__EXERCISE OBJECTIVE__.
Below are some records. Copy every line in them that holds "true".
──────── SUPPLIED MATERIAL ────────
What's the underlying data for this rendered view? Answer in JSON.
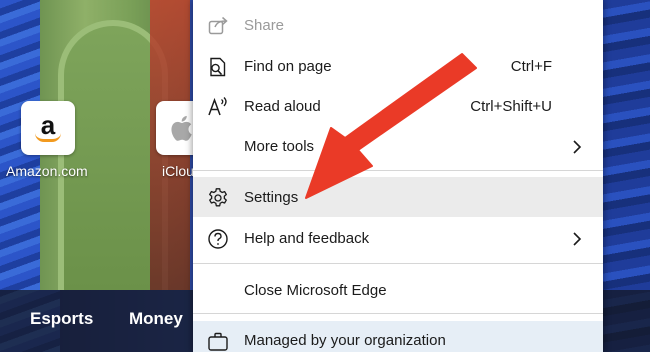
{
  "background": {
    "tiles": [
      {
        "label": "Amazon.com",
        "icon": "amazon-logo"
      },
      {
        "label": "iCloud",
        "icon": "apple-logo"
      }
    ],
    "feed_tabs": [
      "Esports",
      "Money"
    ]
  },
  "menu": {
    "items": [
      {
        "label": "Share",
        "icon": "share-icon",
        "disabled": true
      },
      {
        "label": "Find on page",
        "icon": "find-icon",
        "shortcut": "Ctrl+F"
      },
      {
        "label": "Read aloud",
        "icon": "read-aloud-icon",
        "shortcut": "Ctrl+Shift+U"
      },
      {
        "label": "More tools",
        "submenu": true
      },
      {
        "label": "Settings",
        "icon": "gear-icon",
        "highlighted": true
      },
      {
        "label": "Help and feedback",
        "icon": "question-icon",
        "submenu": true
      },
      {
        "label": "Close Microsoft Edge"
      },
      {
        "label": "Managed by your organization",
        "icon": "briefcase-icon"
      }
    ]
  },
  "annotation": {
    "color": "#ea3a27",
    "points_to": "Settings"
  }
}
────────
__WRITTEN RESPONSE__.
        "disabled": true
        "submenu": true
        "highlighted": true
        "submenu": true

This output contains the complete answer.